The aim of this investigation was to study the effects of prolonged breast- or bottle-feeding on dental caries in Japanese infants. This longitudinal study was conducted by means of a questionnaire and clinical examination of 592 children at 18 months, 2 years and 3 years of age. The children were divided into three groups: 1) children still being breast-fed at 18 months of age (n=42); 2) children still being bottle-fed at 18 months of age (n=45); and 3) children weaned off of breast- or bottle-feeding and with no nonnutritive-sucking habits at 18 months of age (n=205). Results showed that breast-feeding at 18 months of age produced many significant differences to the control children, including a higher prevalence of caries and higher number of dft. However, no significant differences were observed between bottle-fed and control children. In conclusion, our results suggest that prolonged breast-feeding at an early age before primary dentition has fully erupted is a risk factor for dental caries. Therefore, breast-fed children need to be monitored more closely, and aggressive methods of preventive care need to be instituted.
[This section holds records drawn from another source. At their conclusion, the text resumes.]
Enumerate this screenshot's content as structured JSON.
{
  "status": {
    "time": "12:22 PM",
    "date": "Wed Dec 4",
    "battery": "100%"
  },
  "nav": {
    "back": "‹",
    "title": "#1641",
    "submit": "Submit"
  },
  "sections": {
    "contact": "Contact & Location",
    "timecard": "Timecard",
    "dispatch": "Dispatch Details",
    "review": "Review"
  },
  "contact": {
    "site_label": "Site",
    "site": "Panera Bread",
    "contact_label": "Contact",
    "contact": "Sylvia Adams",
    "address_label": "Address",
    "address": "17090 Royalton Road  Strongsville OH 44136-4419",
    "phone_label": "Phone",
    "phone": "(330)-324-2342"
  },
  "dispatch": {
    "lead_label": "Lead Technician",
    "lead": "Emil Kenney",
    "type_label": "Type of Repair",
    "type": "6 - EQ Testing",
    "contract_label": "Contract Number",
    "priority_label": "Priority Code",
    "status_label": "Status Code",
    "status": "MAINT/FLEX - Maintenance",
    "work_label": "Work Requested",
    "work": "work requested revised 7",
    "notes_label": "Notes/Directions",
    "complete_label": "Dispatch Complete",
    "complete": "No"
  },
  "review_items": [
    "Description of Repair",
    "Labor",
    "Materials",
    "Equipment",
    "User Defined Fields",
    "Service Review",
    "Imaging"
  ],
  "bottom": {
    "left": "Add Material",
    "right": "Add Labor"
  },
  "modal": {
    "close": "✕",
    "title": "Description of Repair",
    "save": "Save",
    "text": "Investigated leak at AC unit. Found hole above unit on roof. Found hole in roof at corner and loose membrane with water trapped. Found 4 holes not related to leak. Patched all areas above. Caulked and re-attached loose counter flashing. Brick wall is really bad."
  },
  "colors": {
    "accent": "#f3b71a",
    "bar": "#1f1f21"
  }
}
It is also important to identify factors related to dental caries among breastfed children as soon as possible, and develop effective preventive programs.
2006 by Tokyo Dental College, Japan